WORK INSTRUCTION: Filter the records, keeping every line that has the string "done".

DATA FOR REVIEW:
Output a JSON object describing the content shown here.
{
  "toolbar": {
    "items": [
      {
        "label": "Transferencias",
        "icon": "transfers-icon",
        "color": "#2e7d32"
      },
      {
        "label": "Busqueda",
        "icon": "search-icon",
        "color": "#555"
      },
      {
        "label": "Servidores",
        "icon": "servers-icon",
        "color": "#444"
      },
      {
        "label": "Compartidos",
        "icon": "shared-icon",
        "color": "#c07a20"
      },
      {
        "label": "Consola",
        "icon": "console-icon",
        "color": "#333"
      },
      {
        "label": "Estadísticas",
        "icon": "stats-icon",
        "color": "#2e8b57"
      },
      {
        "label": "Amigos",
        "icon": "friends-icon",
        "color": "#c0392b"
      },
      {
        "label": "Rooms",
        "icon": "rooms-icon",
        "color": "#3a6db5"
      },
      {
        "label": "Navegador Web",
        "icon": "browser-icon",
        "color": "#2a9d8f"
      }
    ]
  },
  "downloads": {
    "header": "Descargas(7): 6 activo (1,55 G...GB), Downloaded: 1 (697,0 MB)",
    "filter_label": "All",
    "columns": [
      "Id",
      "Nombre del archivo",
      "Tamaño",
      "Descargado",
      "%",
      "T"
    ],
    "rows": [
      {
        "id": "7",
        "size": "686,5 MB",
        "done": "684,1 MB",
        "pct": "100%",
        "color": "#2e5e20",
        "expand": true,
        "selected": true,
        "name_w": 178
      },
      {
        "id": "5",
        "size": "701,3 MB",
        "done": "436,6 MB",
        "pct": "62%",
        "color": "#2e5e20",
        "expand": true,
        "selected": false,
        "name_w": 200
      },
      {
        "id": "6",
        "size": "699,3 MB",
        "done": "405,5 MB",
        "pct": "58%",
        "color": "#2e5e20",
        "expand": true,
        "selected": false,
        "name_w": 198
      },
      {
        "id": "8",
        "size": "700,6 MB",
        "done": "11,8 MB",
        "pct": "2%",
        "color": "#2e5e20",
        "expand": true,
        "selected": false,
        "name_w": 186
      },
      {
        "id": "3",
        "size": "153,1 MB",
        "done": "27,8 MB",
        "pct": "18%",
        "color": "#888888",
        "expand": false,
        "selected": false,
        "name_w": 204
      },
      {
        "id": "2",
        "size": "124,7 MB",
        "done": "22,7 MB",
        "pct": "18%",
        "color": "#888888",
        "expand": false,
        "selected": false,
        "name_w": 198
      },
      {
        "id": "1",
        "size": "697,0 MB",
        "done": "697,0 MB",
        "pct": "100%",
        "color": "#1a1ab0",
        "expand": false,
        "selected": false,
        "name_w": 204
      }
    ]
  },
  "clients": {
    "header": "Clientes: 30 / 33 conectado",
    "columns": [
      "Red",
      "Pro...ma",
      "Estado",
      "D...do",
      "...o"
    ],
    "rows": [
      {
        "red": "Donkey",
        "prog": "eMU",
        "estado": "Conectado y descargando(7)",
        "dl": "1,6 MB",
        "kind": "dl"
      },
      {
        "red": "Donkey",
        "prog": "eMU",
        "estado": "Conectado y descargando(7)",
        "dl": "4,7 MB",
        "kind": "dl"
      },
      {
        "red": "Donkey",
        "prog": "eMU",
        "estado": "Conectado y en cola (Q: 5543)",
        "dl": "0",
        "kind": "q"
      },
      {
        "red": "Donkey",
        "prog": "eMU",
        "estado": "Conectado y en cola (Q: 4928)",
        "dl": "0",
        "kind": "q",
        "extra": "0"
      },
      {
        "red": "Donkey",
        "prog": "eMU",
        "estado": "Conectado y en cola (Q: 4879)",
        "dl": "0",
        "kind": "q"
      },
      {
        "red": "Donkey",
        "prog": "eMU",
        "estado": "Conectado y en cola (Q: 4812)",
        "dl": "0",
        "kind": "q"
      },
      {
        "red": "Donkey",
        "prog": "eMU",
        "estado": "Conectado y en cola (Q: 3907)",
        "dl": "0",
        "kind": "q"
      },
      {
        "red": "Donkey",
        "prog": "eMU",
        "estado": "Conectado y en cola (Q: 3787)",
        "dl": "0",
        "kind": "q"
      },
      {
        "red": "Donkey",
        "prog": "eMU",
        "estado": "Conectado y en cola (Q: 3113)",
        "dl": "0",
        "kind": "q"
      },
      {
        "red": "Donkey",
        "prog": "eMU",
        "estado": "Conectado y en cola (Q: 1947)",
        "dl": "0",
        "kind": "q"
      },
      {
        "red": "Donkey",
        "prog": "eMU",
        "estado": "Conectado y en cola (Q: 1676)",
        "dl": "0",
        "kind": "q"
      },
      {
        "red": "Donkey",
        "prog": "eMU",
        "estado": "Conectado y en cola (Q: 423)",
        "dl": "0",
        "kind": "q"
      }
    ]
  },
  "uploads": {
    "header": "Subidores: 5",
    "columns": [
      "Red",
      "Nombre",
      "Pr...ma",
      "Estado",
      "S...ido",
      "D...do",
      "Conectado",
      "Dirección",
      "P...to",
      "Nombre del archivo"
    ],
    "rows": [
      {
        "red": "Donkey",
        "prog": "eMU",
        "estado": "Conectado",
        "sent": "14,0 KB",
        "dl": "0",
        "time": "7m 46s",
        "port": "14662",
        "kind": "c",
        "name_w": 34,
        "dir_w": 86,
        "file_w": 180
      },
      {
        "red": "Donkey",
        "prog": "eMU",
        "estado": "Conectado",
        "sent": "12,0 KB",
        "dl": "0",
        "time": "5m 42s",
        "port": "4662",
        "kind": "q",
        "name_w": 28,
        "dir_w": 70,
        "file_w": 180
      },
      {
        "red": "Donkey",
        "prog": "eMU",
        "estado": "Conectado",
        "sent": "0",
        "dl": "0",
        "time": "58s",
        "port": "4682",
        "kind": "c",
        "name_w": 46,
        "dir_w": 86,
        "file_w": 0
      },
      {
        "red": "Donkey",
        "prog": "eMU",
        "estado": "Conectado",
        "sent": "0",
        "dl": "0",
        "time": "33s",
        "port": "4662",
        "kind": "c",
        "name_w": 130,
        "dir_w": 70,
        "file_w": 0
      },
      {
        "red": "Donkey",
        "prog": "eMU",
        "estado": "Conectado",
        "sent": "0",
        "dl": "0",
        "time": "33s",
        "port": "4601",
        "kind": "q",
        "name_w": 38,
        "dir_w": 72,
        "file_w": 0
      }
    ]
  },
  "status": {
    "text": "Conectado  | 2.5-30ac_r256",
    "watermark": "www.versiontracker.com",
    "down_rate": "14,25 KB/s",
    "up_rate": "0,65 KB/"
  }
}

RESULT OF THIS EXERCISE:
        "done": "684,1 MB",
        "done": "436,6 MB",
        "done": "405,5 MB",
        "done": "11,8 MB",
        "done": "27,8 MB",
        "done": "22,7 MB",
        "done": "697,0 MB",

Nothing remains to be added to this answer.